Perhaps the answer here is for us in the creative industries to look less at whether we can ‘replace’ one another in our field, but whether our ‘toolbox’ is further expanded and makes a client’s potential outcomes even better.
Let’s take that press release for example.
The fact that it’s a single source of considered and strategically plotted story-telling – complete with stats and comment and a context – makes it full of integrity when received on the editor’s desk.
Now here’s the clever bit….
View it that social media then ‘aids’ the mix of PR, and you can see why an editor would see even more credibility and newsworthiness to his or her audience when the same press release also sits in the context of a weblink to a social media post demonstrating that thousands are already ‘liking’ or ‘discussing’ that same piece of news generation online.
What it tells the editor collectively is that, yes, it’s credible, and yes – its transmission is causing a stir and therefore has a place in his/her news medium too.
Let’s not forget that Public Relations has the word ‘relations’ in its description for a reason. It is not merely a ‘broadcast’ function, but an evolving, organic, changing effort to influence and educate audiences at all levels.
It is about identifying which relationships are the right ones to target and expanding on them with the appropriate content creation.
Social media, meanwhile, takes the framed conversation and helps it to keep radiating in an ongoing way as the public relations activity does its work.
Most likely, it has the power to turn the conversation into a stronger ‘call to action’ too.
What’s certainly clear, is that we’re in an age of communication channels where ‘togetherness’ has the best opportunity to win client confidence and deliver measurable results.
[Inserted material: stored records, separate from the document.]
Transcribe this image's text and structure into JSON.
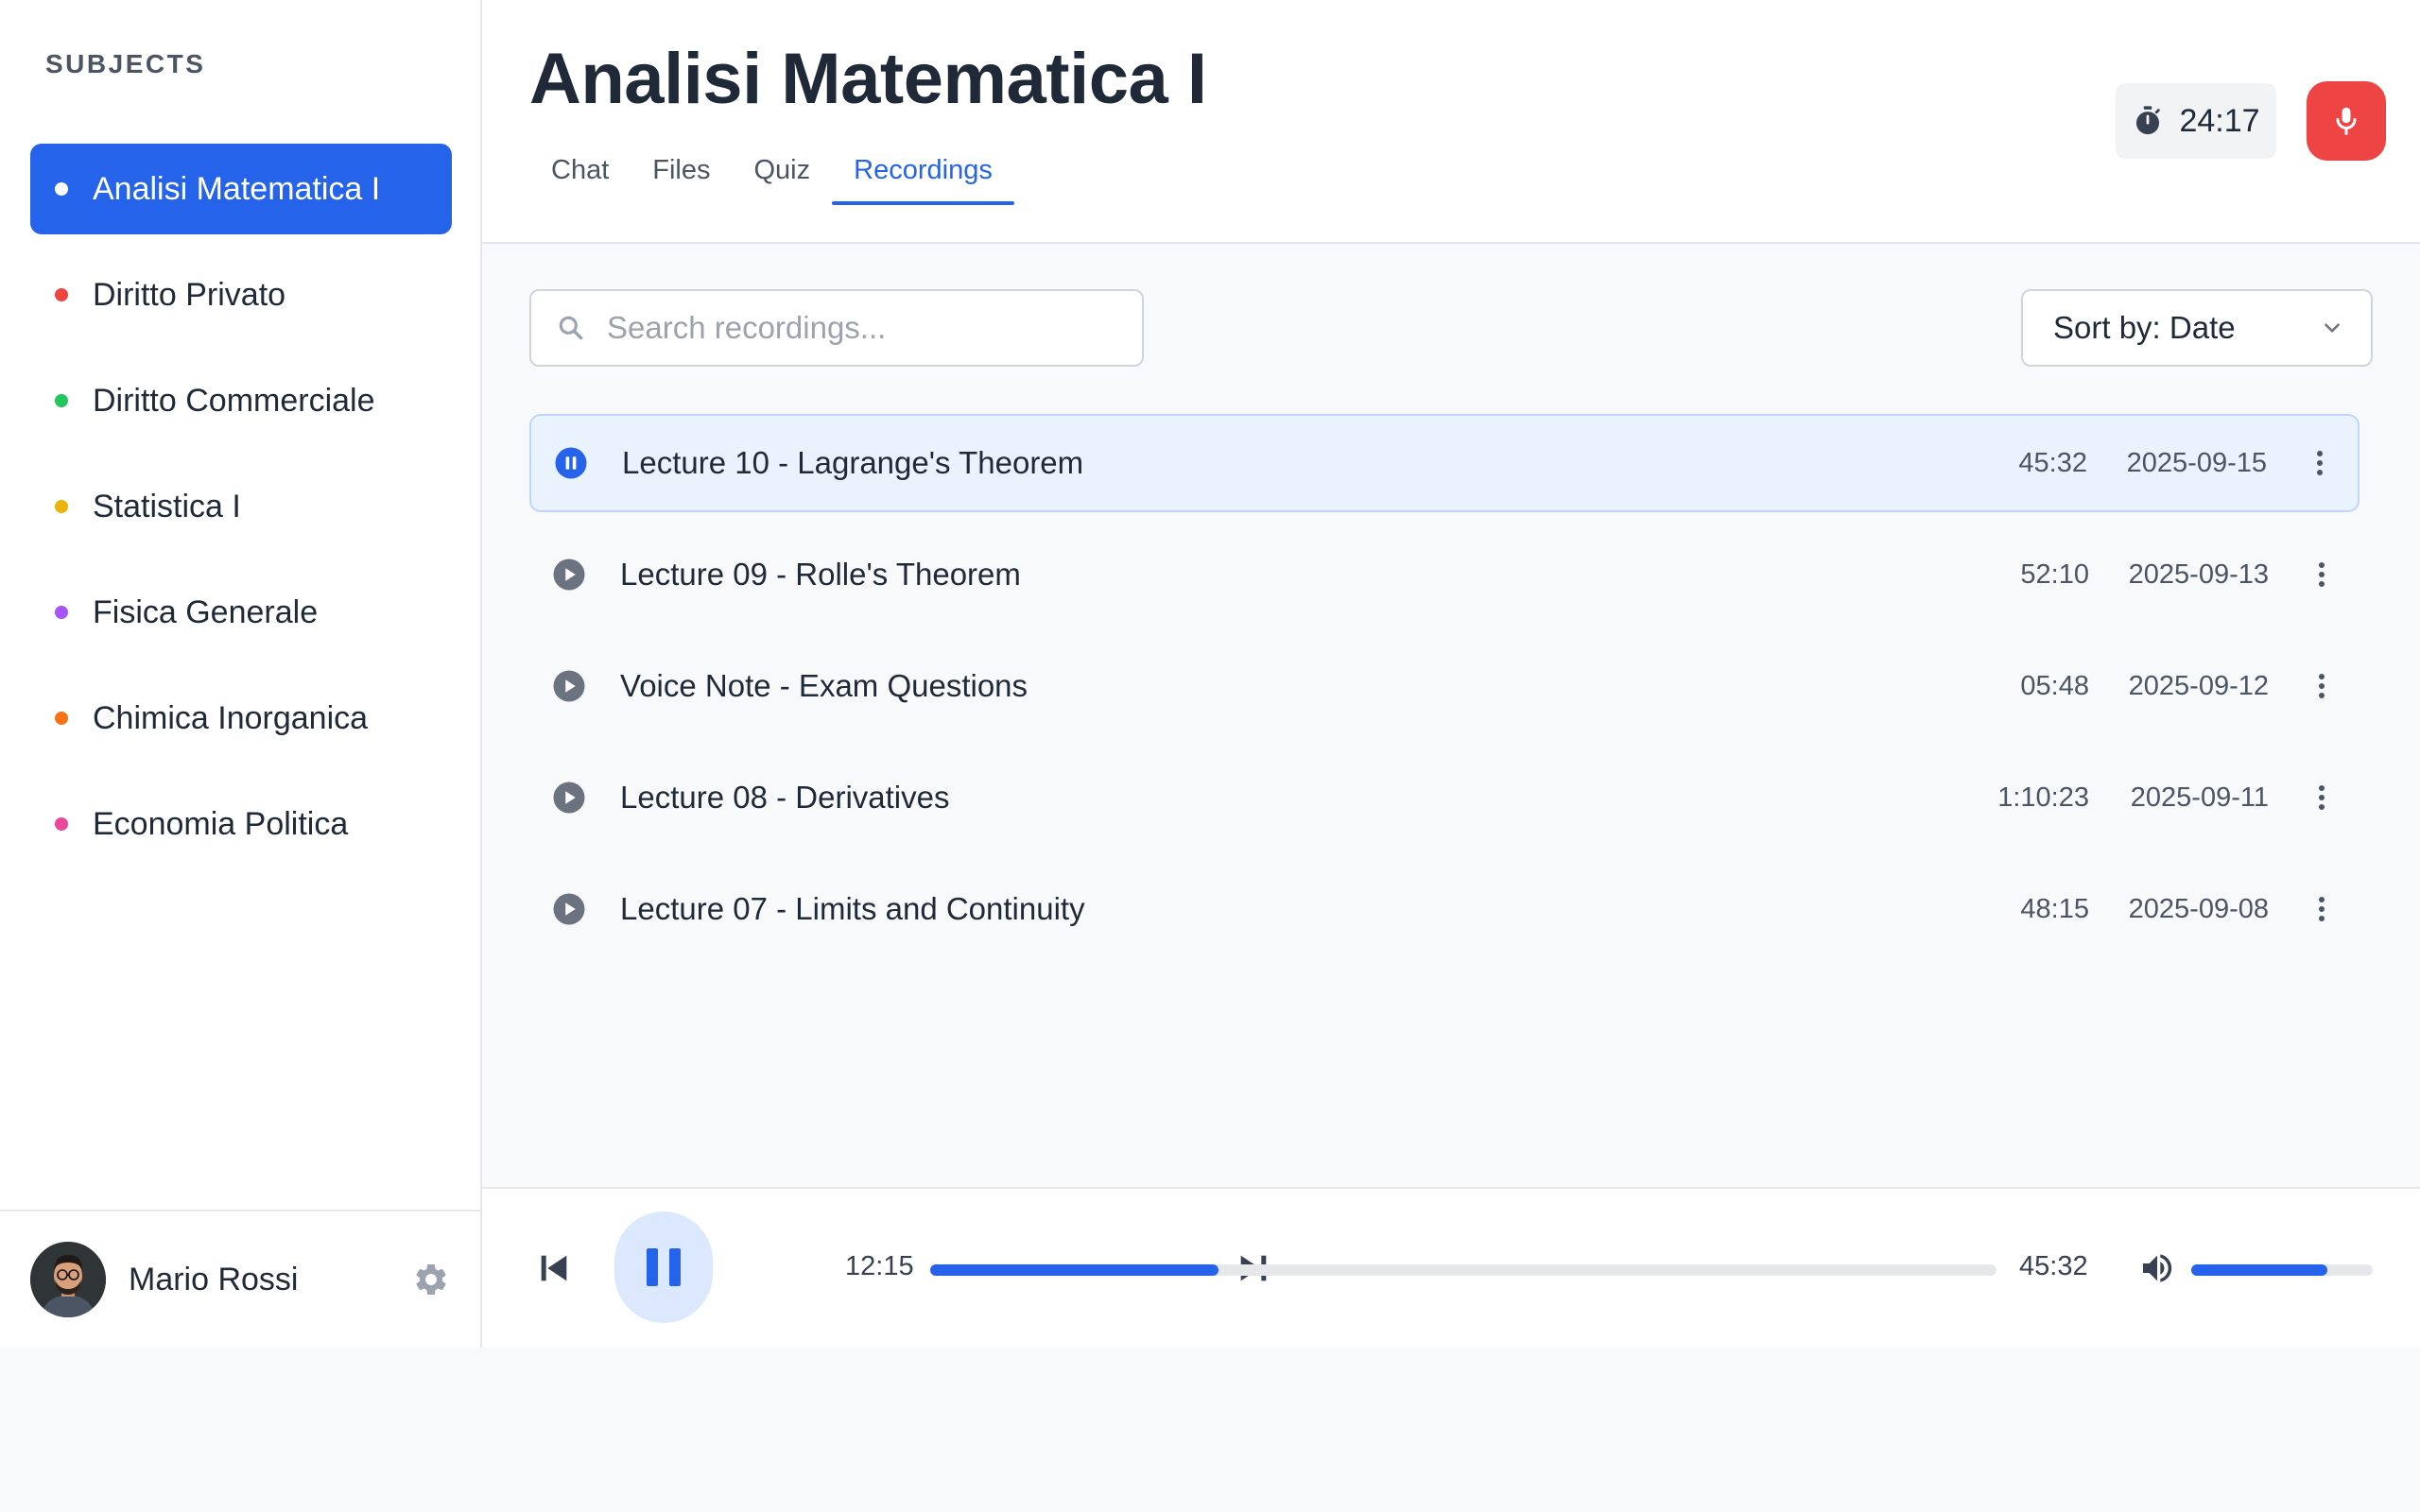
{
  "sidebar": {
    "title": "SUBJECTS",
    "subjects": [
      {
        "label": "Analisi Matematica I",
        "color": "#ffffff",
        "active": true
      },
      {
        "label": "Diritto Privato",
        "color": "#ef4444"
      },
      {
        "label": "Diritto Commerciale",
        "color": "#22c55e"
      },
      {
        "label": "Statistica I",
        "color": "#eab308"
      },
      {
        "label": "Fisica Generale",
        "color": "#a855f7"
      },
      {
        "label": "Chimica Inorganica",
        "color": "#f97316"
      },
      {
        "label": "Economia Politica",
        "color": "#ec4899"
      }
    ],
    "user": {
      "name": "Mario Rossi"
    }
  },
  "header": {
    "title": "Analisi Matematica I",
    "tabs": [
      {
        "label": "Chat"
      },
      {
        "label": "Files"
      },
      {
        "label": "Quiz"
      },
      {
        "label": "Recordings",
        "active": true
      }
    ],
    "timer": "24:17"
  },
  "toolbar": {
    "search_placeholder": "Search recordings...",
    "sort_label": "Sort by: Date"
  },
  "recordings": [
    {
      "title": "Lecture 10 - Lagrange's Theorem",
      "duration": "45:32",
      "date": "2025-09-15",
      "playing": true
    },
    {
      "title": "Lecture 09 - Rolle's Theorem",
      "duration": "52:10",
      "date": "2025-09-13"
    },
    {
      "title": "Voice Note - Exam Questions",
      "duration": "05:48",
      "date": "2025-09-12"
    },
    {
      "title": "Lecture 08 - Derivatives",
      "duration": "1:10:23",
      "date": "2025-09-11"
    },
    {
      "title": "Lecture 07 - Limits and Continuity",
      "duration": "48:15",
      "date": "2025-09-08"
    }
  ],
  "player": {
    "current_time": "12:15",
    "total_time": "45:32",
    "progress_fraction": 0.27,
    "volume_fraction": 0.75
  },
  "colors": {
    "accent": "#2563eb",
    "record": "#ef4444"
  }
}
Done to a full extent, social media activity should be about more than just ‘dishing out the same PR-initiated content’, but applying the tactics and skills of accomplished digital experts to ensure its reaching where it should, at the right time, and with the right outcomes.
Likewise, that digital expertise means some of the gripes around the ‘unquantifiable nature’ of traditional PR (we all know the despair around AVE!), can now begin to be answered with bringing more undeniable stats-and-facts results to an original public relations campaign.
So what does this ultimately reveal about the defining start and stop from PR to social media?
Well, there really can be only one conclusion.
No one output or expert can be considered to be a masterful solution for all ends of the content and news-generation spectrum.
If we all want happy clients, with measurable results, achieving effective delivery that’s organically growing and ever mindful of human behaviours and changing habits – then we ALL have to pull up a seat at the table.
A conversation is only a conversation with multiple parties. Forget that and you forget the very essence of public relations.